Every record below, from first to last, should be copied exactly; leave the pictures out.
╔══
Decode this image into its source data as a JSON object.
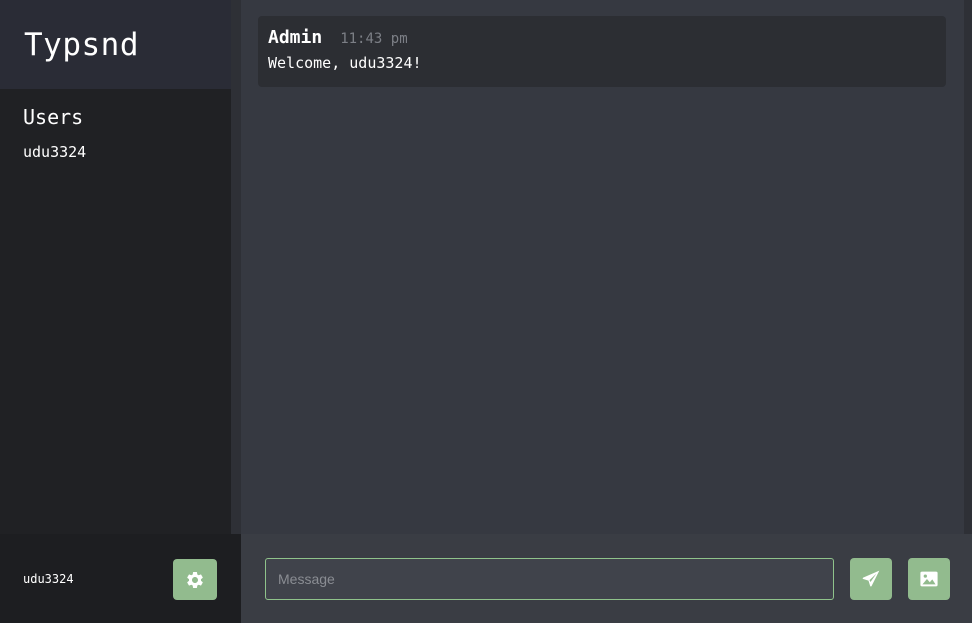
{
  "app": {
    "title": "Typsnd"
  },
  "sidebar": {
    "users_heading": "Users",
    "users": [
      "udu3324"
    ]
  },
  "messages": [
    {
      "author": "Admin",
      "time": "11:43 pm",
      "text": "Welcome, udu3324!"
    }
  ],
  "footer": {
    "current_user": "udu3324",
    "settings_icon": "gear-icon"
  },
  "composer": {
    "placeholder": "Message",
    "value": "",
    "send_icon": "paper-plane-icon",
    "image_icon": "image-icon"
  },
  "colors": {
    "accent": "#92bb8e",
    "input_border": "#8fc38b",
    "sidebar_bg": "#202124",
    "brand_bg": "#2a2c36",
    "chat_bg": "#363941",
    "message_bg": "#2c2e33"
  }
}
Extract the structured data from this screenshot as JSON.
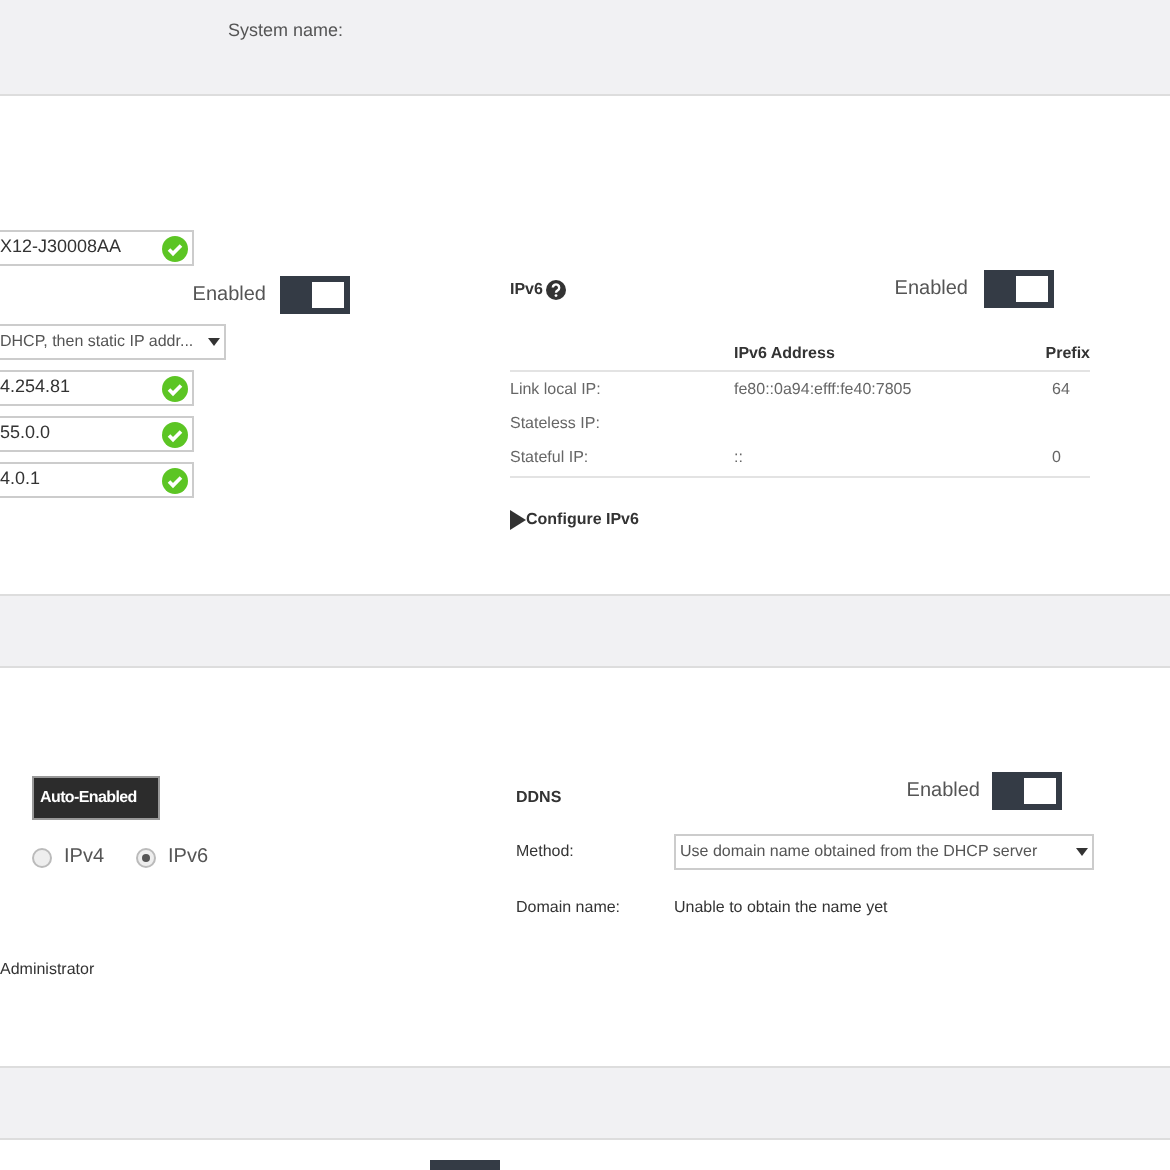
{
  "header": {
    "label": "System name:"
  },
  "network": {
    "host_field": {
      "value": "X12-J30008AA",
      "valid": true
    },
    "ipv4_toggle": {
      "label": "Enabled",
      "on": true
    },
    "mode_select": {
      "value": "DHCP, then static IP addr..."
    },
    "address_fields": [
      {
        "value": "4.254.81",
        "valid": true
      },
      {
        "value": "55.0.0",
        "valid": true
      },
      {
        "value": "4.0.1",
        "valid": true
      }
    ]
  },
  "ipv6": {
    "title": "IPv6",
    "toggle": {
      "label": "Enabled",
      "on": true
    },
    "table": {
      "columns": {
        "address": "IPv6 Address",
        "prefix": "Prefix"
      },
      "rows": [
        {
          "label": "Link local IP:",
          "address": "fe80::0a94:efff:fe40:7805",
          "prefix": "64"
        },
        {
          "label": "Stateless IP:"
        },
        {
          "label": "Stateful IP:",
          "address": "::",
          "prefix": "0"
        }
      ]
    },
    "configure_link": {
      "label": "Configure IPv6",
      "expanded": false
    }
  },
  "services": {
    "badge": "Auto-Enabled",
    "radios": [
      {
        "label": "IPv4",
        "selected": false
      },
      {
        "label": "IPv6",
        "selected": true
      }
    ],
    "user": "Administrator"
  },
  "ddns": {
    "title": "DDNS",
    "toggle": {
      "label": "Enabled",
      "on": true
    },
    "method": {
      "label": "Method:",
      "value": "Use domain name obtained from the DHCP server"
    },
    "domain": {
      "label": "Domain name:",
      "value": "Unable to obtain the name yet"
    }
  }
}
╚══
# Solution:
Decode this image into its source data as a JSON object.
{
  "app": {
    "title": "Typsnd"
  },
  "sidebar": {
    "users_heading": "Users",
    "users": [
      "udu3324"
    ]
  },
  "messages": [
    {
      "author": "Admin",
      "time": "11:43 pm",
      "text": "Welcome, udu3324!"
    }
  ],
  "footer": {
    "current_user": "udu3324",
    "settings_icon": "gear-icon"
  },
  "composer": {
    "placeholder": "Message",
    "value": "",
    "send_icon": "paper-plane-icon",
    "image_icon": "image-icon"
  },
  "colors": {
    "accent": "#92bb8e",
    "input_border": "#8fc38b",
    "sidebar_bg": "#202124",
    "brand_bg": "#2a2c36",
    "chat_bg": "#363941",
    "message_bg": "#2c2e33"
  }
}
Extract the structured data from this screenshot as JSON.
{
  "header": {
    "label": "System name:"
  },
  "network": {
    "host_field": {
      "value": "X12-J30008AA",
      "valid": true
    },
    "ipv4_toggle": {
      "label": "Enabled",
      "on": true
    },
    "mode_select": {
      "value": "DHCP, then static IP addr..."
    },
    "address_fields": [
      {
        "value": "4.254.81",
        "valid": true
      },
      {
        "value": "55.0.0",
        "valid": true
      },
      {
        "value": "4.0.1",
        "valid": true
      }
    ]
  },
  "ipv6": {
    "title": "IPv6",
    "toggle": {
      "label": "Enabled",
      "on": true
    },
    "table": {
      "columns": {
        "address": "IPv6 Address",
        "prefix": "Prefix"
      },
      "rows": [
        {
          "label": "Link local IP:",
          "address": "fe80::0a94:efff:fe40:7805",
          "prefix": "64"
        },
        {
          "label": "Stateless IP:"
        },
        {
          "label": "Stateful IP:",
          "address": "::",
          "prefix": "0"
        }
      ]
    },
    "configure_link": {
      "label": "Configure IPv6",
      "expanded": false
    }
  },
  "services": {
    "badge": "Auto-Enabled",
    "radios": [
      {
        "label": "IPv4",
        "selected": false
      },
      {
        "label": "IPv6",
        "selected": true
      }
    ],
    "user": "Administrator"
  },
  "ddns": {
    "title": "DDNS",
    "toggle": {
      "label": "Enabled",
      "on": true
    },
    "method": {
      "label": "Method:",
      "value": "Use domain name obtained from the DHCP server"
    },
    "domain": {
      "label": "Domain name:",
      "value": "Unable to obtain the name yet"
    }
  }
}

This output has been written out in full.